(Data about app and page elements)
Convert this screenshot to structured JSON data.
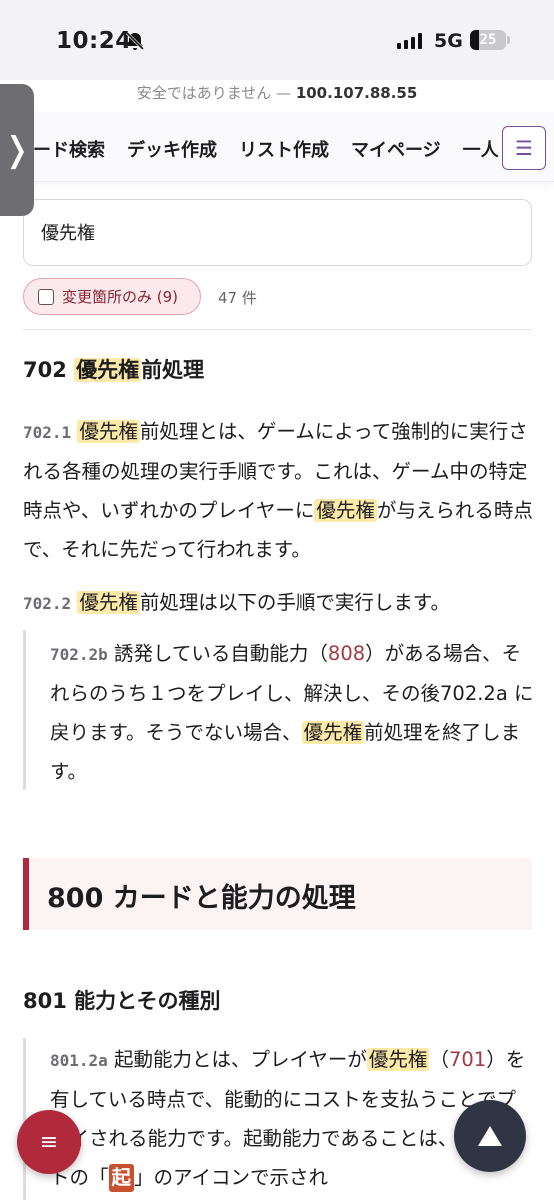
{
  "status_bar": {
    "time": "10:24",
    "network": "5G",
    "battery": "25"
  },
  "url_bar": {
    "warning": "安全ではありません —",
    "host": "100.107.88.55"
  },
  "nav": {
    "items": [
      "ード検索",
      "デッキ作成",
      "リスト作成",
      "マイページ",
      "一人"
    ],
    "menu_icon": "hamburger-icon",
    "side_tab_icon": "chevron-right-icon",
    "side_tab_glyph": "❭"
  },
  "search": {
    "value": "優先権"
  },
  "filter": {
    "label": "変更箇所のみ (9)",
    "result_count": "47 件"
  },
  "rule_702": {
    "number": "702",
    "title_hl": "優先権",
    "title_rest": "前処理",
    "r1_num": "702.1",
    "r1_hl": "優先権",
    "r1_a": "前処理とは、ゲームによって強制的に実行される各種の処理の実行手順です。これは、ゲーム中の特定時点や、いずれかのプレイヤーに",
    "r1_hl2": "優先権",
    "r1_b": "が与えられる時点で、それに先だって行われます。",
    "r2_num": "702.2",
    "r2_hl": "優先権",
    "r2_a": "前処理は以下の手順で実行します。",
    "r2b_num": "702.2b",
    "r2b_a": "誘発している自動能力（",
    "r2b_ref": "808",
    "r2b_b": "）がある場合、それらのうち１つをプレイし、解決し、その後702.2a に戻ります。そうでない場合、",
    "r2b_hl": "優先権",
    "r2b_c": "前処理を終了します。"
  },
  "section_800": {
    "title": "800 カードと能力の処理"
  },
  "rule_801": {
    "number": "801",
    "title": "能力とその種別",
    "r_num": "801.2a",
    "r_a": "起動能力とは、プレイヤーが",
    "r_hl": "優先権",
    "r_b": "（",
    "r_ref": "701",
    "r_c": "）を有している時点で、能動的にコストを支払うことでプレイされる能力です。起動能力であることは、テキストの「",
    "r_icon": "起",
    "r_d": "」のアイコンで示され"
  },
  "fab": {
    "left_icon": "list-menu-icon",
    "left_glyph": "≡",
    "right_icon": "scroll-top-arrow-icon"
  },
  "colors": {
    "accent": "#b02a3b",
    "highlight": "#fde9a8",
    "link": "#a33a43",
    "menu_outline": "#7b4e9c"
  }
}
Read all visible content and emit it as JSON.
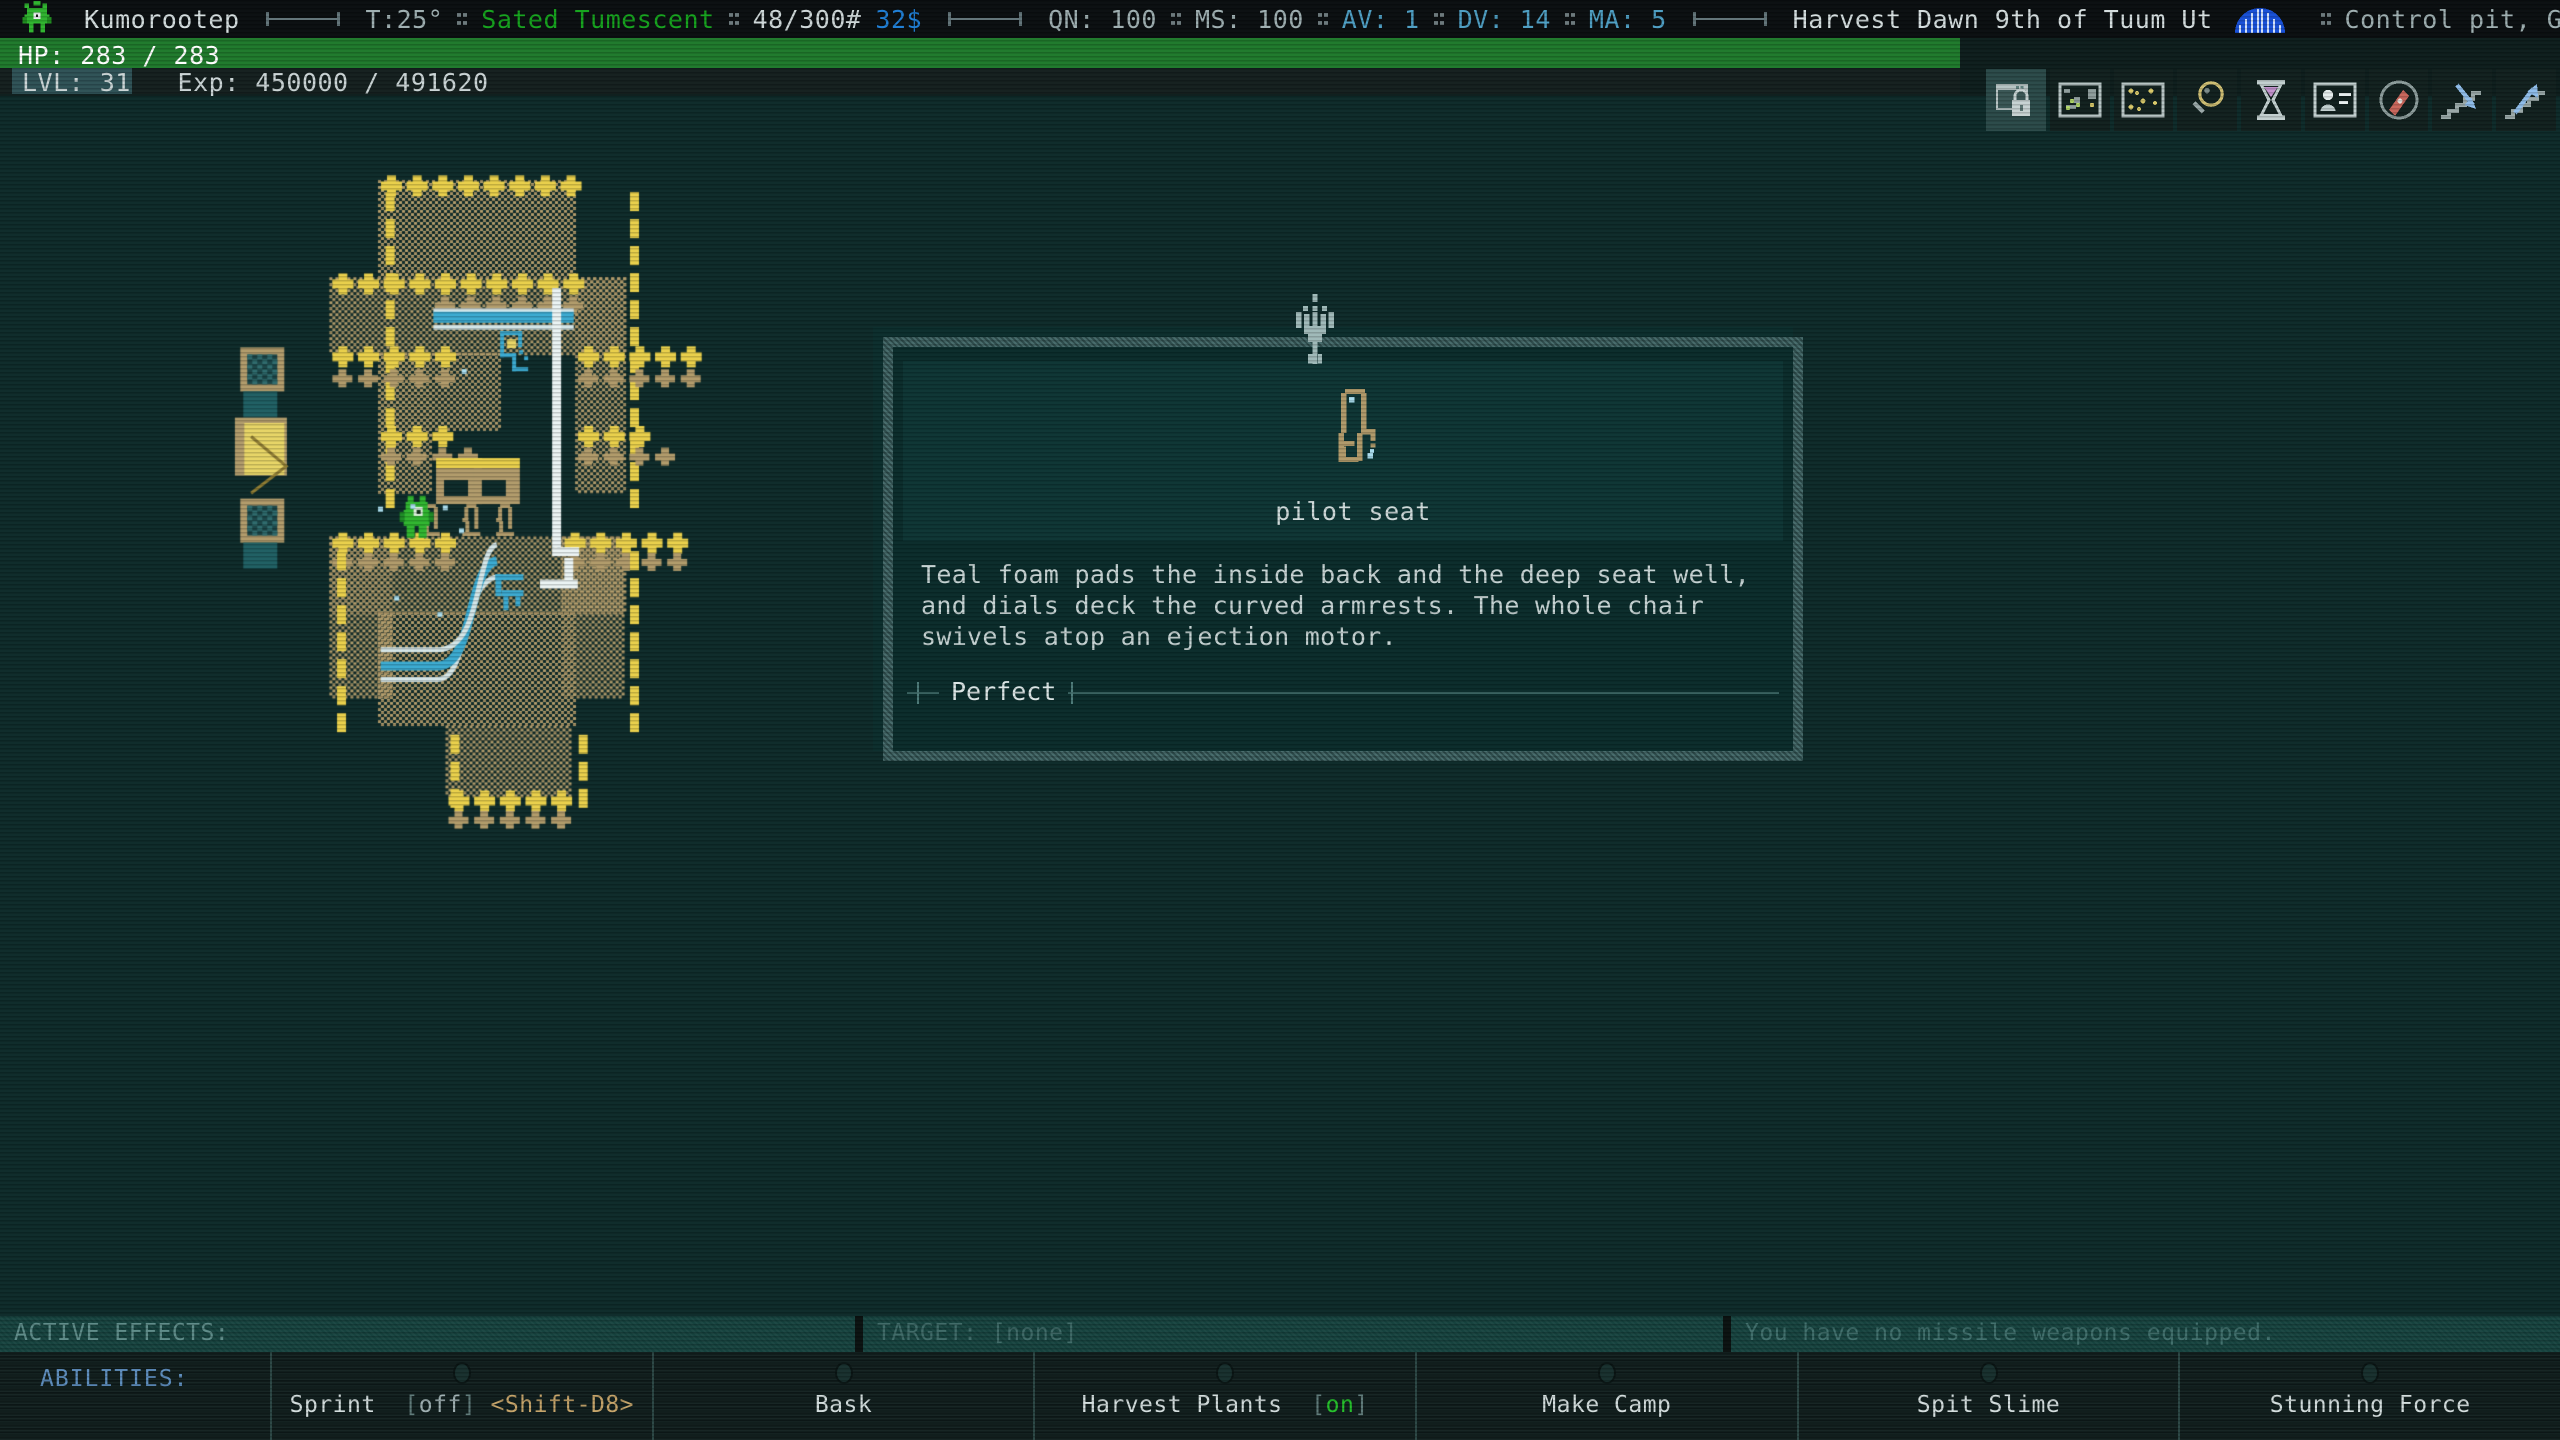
{
  "header": {
    "character_name": "Kumorootep",
    "temperature": "T:25°",
    "status_effects": "Sated Tumescent",
    "weight": "48/300#",
    "money": "32$",
    "qn": "QN: 100",
    "ms": "MS: 100",
    "av": "AV: 1",
    "dv": "DV: 14",
    "ma": "MA: 5",
    "date": "Harvest Dawn 9th of Tuum Ut",
    "location": "Control pit, Golem",
    "avatar_icon": "player-avatar-icon",
    "brain_icon": "brain-icon"
  },
  "status": {
    "hp_text": "HP: 283 / 283",
    "hp_current": 283,
    "hp_max": 283,
    "hp_percent": 100,
    "level_text": "LVL: 31",
    "exp_text": "Exp: 450000 / 491620",
    "exp_current": 450000,
    "exp_max": 491620
  },
  "toolbar": {
    "buttons": [
      {
        "name": "window-lock-icon",
        "label": "Interface lock",
        "selected": true
      },
      {
        "name": "local-map-icon",
        "label": "Local map",
        "selected": false
      },
      {
        "name": "world-map-icon",
        "label": "World map",
        "selected": false
      },
      {
        "name": "magnifier-icon",
        "label": "Look",
        "selected": false
      },
      {
        "name": "hourglass-icon",
        "label": "Wait",
        "selected": false
      },
      {
        "name": "character-sheet-icon",
        "label": "Character",
        "selected": false
      },
      {
        "name": "compass-icon",
        "label": "Journal",
        "selected": false
      },
      {
        "name": "stairs-down-icon",
        "label": "Go down",
        "selected": false
      },
      {
        "name": "stairs-up-icon",
        "label": "Go up",
        "selected": false
      }
    ]
  },
  "popup": {
    "object_name": "pilot seat",
    "description": "Teal foam pads the inside back and the deep seat well, and dials deck the curved armrests. The whole chair swivels atop an ejection motor.",
    "quality": "Perfect",
    "sprite_icon": "pilot-seat-sprite",
    "crown_icon": "wilted-sprout-icon"
  },
  "bottom": {
    "active_effects_label": "ACTIVE EFFECTS:",
    "target_label": "TARGET: [none]",
    "message": "You have no missile weapons equipped.",
    "abilities_label": "ABILITIES:",
    "abilities": [
      {
        "name": "Sprint",
        "state": "off",
        "key": "<Shift-D8>"
      },
      {
        "name": "Bask",
        "state": "",
        "key": ""
      },
      {
        "name": "Harvest Plants",
        "state": "on",
        "key": ""
      },
      {
        "name": "Make Camp",
        "state": "",
        "key": ""
      },
      {
        "name": "Spit Slime",
        "state": "",
        "key": ""
      },
      {
        "name": "Stunning Force",
        "state": "",
        "key": ""
      }
    ]
  },
  "colors": {
    "hp_bar": "#1f7a2c",
    "status_green": "#16a41e",
    "money_blue": "#1f7fd6",
    "stat_cyan": "#4e9fc4",
    "background": "#0e2b2a",
    "wall_tan": "#b09a6a",
    "wall_gold": "#e8cf4a",
    "player_green": "#2fb52f",
    "water_blue": "#3aa9d0",
    "toolbar_selected": "#2b4a49"
  },
  "map": {
    "player_icon": "player-character-sprite",
    "tiles_description": "ruined facility floor plan with gold-trimmed walls, water channels, chairs and consoles"
  }
}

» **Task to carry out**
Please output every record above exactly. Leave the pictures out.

» **Task result**
Convert this screenshot to structured JSON data.
{
  "status_bar": {
    "time": "10:24",
    "network": "5G",
    "battery": "25"
  },
  "url_bar": {
    "warning": "安全ではありません —",
    "host": "100.107.88.55"
  },
  "nav": {
    "items": [
      "ード検索",
      "デッキ作成",
      "リスト作成",
      "マイページ",
      "一人"
    ],
    "menu_icon": "hamburger-icon",
    "side_tab_icon": "chevron-right-icon",
    "side_tab_glyph": "❭"
  },
  "search": {
    "value": "優先権"
  },
  "filter": {
    "label": "変更箇所のみ (9)",
    "result_count": "47 件"
  },
  "rule_702": {
    "number": "702",
    "title_hl": "優先権",
    "title_rest": "前処理",
    "r1_num": "702.1",
    "r1_hl": "優先権",
    "r1_a": "前処理とは、ゲームによって強制的に実行される各種の処理の実行手順です。これは、ゲーム中の特定時点や、いずれかのプレイヤーに",
    "r1_hl2": "優先権",
    "r1_b": "が与えられる時点で、それに先だって行われます。",
    "r2_num": "702.2",
    "r2_hl": "優先権",
    "r2_a": "前処理は以下の手順で実行します。",
    "r2b_num": "702.2b",
    "r2b_a": "誘発している自動能力（",
    "r2b_ref": "808",
    "r2b_b": "）がある場合、それらのうち１つをプレイし、解決し、その後702.2a に戻ります。そうでない場合、",
    "r2b_hl": "優先権",
    "r2b_c": "前処理を終了します。"
  },
  "section_800": {
    "title": "800 カードと能力の処理"
  },
  "rule_801": {
    "number": "801",
    "title": "能力とその種別",
    "r_num": "801.2a",
    "r_a": "起動能力とは、プレイヤーが",
    "r_hl": "優先権",
    "r_b": "（",
    "r_ref": "701",
    "r_c": "）を有している時点で、能動的にコストを支払うことでプレイされる能力です。起動能力であることは、テキストの「",
    "r_icon": "起",
    "r_d": "」のアイコンで示され"
  },
  "fab": {
    "left_icon": "list-menu-icon",
    "left_glyph": "≡",
    "right_icon": "scroll-top-arrow-icon"
  },
  "colors": {
    "accent": "#b02a3b",
    "highlight": "#fde9a8",
    "link": "#a33a43",
    "menu_outline": "#7b4e9c"
  }
}
Read all visible content and emit it as JSON.
{
  "header": {
    "character_name": "Kumorootep",
    "temperature": "T:25°",
    "status_effects": "Sated Tumescent",
    "weight": "48/300#",
    "money": "32$",
    "qn": "QN: 100",
    "ms": "MS: 100",
    "av": "AV: 1",
    "dv": "DV: 14",
    "ma": "MA: 5",
    "date": "Harvest Dawn 9th of Tuum Ut",
    "location": "Control pit, Golem",
    "avatar_icon": "player-avatar-icon",
    "brain_icon": "brain-icon"
  },
  "status": {
    "hp_text": "HP: 283 / 283",
    "hp_current": 283,
    "hp_max": 283,
    "hp_percent": 100,
    "level_text": "LVL: 31",
    "exp_text": "Exp: 450000 / 491620",
    "exp_current": 450000,
    "exp_max": 491620
  },
  "toolbar": {
    "buttons": [
      {
        "name": "window-lock-icon",
        "label": "Interface lock",
        "selected": true
      },
      {
        "name": "local-map-icon",
        "label": "Local map",
        "selected": false
      },
      {
        "name": "world-map-icon",
        "label": "World map",
        "selected": false
      },
      {
        "name": "magnifier-icon",
        "label": "Look",
        "selected": false
      },
      {
        "name": "hourglass-icon",
        "label": "Wait",
        "selected": false
      },
      {
        "name": "character-sheet-icon",
        "label": "Character",
        "selected": false
      },
      {
        "name": "compass-icon",
        "label": "Journal",
        "selected": false
      },
      {
        "name": "stairs-down-icon",
        "label": "Go down",
        "selected": false
      },
      {
        "name": "stairs-up-icon",
        "label": "Go up",
        "selected": false
      }
    ]
  },
  "popup": {
    "object_name": "pilot seat",
    "description": "Teal foam pads the inside back and the deep seat well, and dials deck the curved armrests. The whole chair swivels atop an ejection motor.",
    "quality": "Perfect",
    "sprite_icon": "pilot-seat-sprite",
    "crown_icon": "wilted-sprout-icon"
  },
  "bottom": {
    "active_effects_label": "ACTIVE EFFECTS:",
    "target_label": "TARGET: [none]",
    "message": "You have no missile weapons equipped.",
    "abilities_label": "ABILITIES:",
    "abilities": [
      {
        "name": "Sprint",
        "state": "off",
        "key": "<Shift-D8>"
      },
      {
        "name": "Bask",
        "state": "",
        "key": ""
      },
      {
        "name": "Harvest Plants",
        "state": "on",
        "key": ""
      },
      {
        "name": "Make Camp",
        "state": "",
        "key": ""
      },
      {
        "name": "Spit Slime",
        "state": "",
        "key": ""
      },
      {
        "name": "Stunning Force",
        "state": "",
        "key": ""
      }
    ]
  },
  "colors": {
    "hp_bar": "#1f7a2c",
    "status_green": "#16a41e",
    "money_blue": "#1f7fd6",
    "stat_cyan": "#4e9fc4",
    "background": "#0e2b2a",
    "wall_tan": "#b09a6a",
    "wall_gold": "#e8cf4a",
    "player_green": "#2fb52f",
    "water_blue": "#3aa9d0",
    "toolbar_selected": "#2b4a49"
  },
  "map": {
    "player_icon": "player-character-sprite",
    "tiles_description": "ruined facility floor plan with gold-trimmed walls, water channels, chairs and consoles"
  }
}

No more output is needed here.